November 1970
Volume 9, Issue 11
Free
Articles  |   November 1970
Effect of Sympathetic Stimulation on Critical Closure of Intraocular Blood Vessels
Author Affiliations
  • MILTON BEST
    Departments of Ophthalmology, New York Medical College, Bird S. Coler Hospital Division, Center for Chronic Disease, Welfare Island, New York, N. Y. Hadassah Medical School Jerusalem, Israel
  • MICHAEL BLUMENTHAL
    Departments of Ophthalmology, New York Medical College, Bird S. Coler Hospital Division, Center for Chronic Disease, Welfare Island, New York, N. Y. Hadassah Medical School Jerusalem, Israel
  • SAMUEL MASKET
    Departments of Ophthalmology, New York Medical College, Bird S. Coler Hospital Division, Center for Chronic Disease, Welfare Island, New York, N. Y. Hadassah Medical School Jerusalem, Israel
  • MILES A. GALIN
    Departments of Ophthalmology, New York Medical College, Bird S. Coler Hospital Division, Center for Chronic Disease, Welfare Island, New York, N. Y. Hadassah Medical School Jerusalem, Israel
Investigative Ophthalmology & Visual Science November 1970, Vol.9, 911-916. doi:
  • Views
  • PDF
  • Share
  • Tools
    • Alerts
      ×
      This feature is available to authenticated users only.
      Sign In or Create an Account ×
    • Get Citation

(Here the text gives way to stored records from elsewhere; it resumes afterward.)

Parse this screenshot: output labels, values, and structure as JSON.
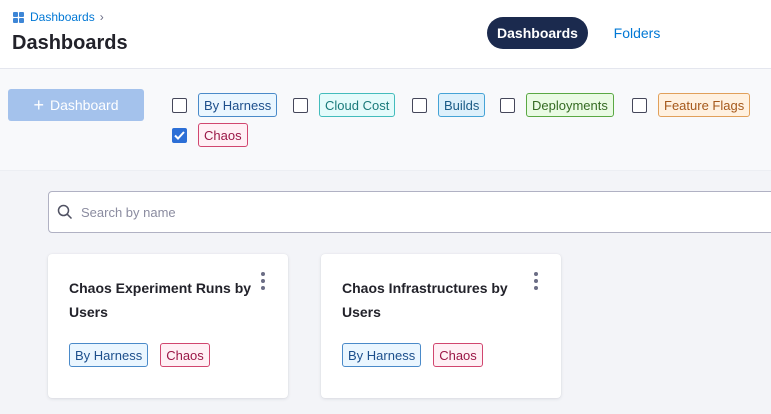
{
  "header": {
    "breadcrumb": {
      "label": "Dashboards",
      "separator": "›",
      "icon": "dashboard-grid-icon"
    },
    "title": "Dashboards",
    "toggle": {
      "active": "Dashboards",
      "inactive": "Folders"
    }
  },
  "filters": {
    "add_button_label": "Dashboard",
    "add_button_icon": "plus-icon",
    "items": [
      {
        "label": "By Harness",
        "checked": false
      },
      {
        "label": "Cloud Cost",
        "checked": false
      },
      {
        "label": "Builds",
        "checked": false
      },
      {
        "label": "Deployments",
        "checked": false
      },
      {
        "label": "Feature Flags",
        "checked": false
      },
      {
        "label": "Chaos",
        "checked": true
      }
    ]
  },
  "search": {
    "placeholder": "Search by name",
    "value": ""
  },
  "cards": [
    {
      "title": "Chaos Experiment Runs by Users",
      "tags": [
        "By Harness",
        "Chaos"
      ]
    },
    {
      "title": "Chaos Infrastructures by Users",
      "tags": [
        "By Harness",
        "Chaos"
      ]
    }
  ],
  "colors": {
    "accent": "#0278d5",
    "toggle_active_bg": "#1b2a4e",
    "add_button_bg": "#a4c2ec",
    "checkbox_checked": "#2c6fd6"
  }
}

      MILTON BEST, MICHAEL BLUMENTHAL, SAMUEL MASKET, MILES A. GALIN; Effect of Sympathetic Stimulation on Critical Closure of Intraocular Blood Vessels. Invest. Ophthalmol. Vis. Sci. 1970;9(11):911-916.

      Download citation file:


      © ARVO (1962-2015); The Authors (2016-present)

      ×
  • Supplements
Abstract

Acute common carotid occlusion in rabbits causes a reduction in ocular blood volume and ciliary artery blood pressure. At all levels of intraocular pressure, cervical sympathetic stimulation reduces these changes. The ocular blood volume reduction after acute common carotid occlusion is not linearly related to the absolute blood pressure change or to the lowest blood pressure reached in the ciliary artery; it is related to the effective perfusion pressure after occlusion. Effective perfusion pressure is equal to ciliary artery blood pressure minus intraocular pressure and it reflects the transmural pressure of ocular blood vessels. The effective perfusion pressure at which the peak ocular volume change occurs after acute common carotid occlusion reflects the critical closing pressure of the ocular blood vessels. This approaches zero in the absence of sympathetic stimulation and is 10 mm. Hg or greater in the presence of sympathetic stimulation.

×
×

This PDF is available to Subscribers Only

Sign in or purchase a subscription to access this content. ×

You must be signed into an individual account to use this feature.

×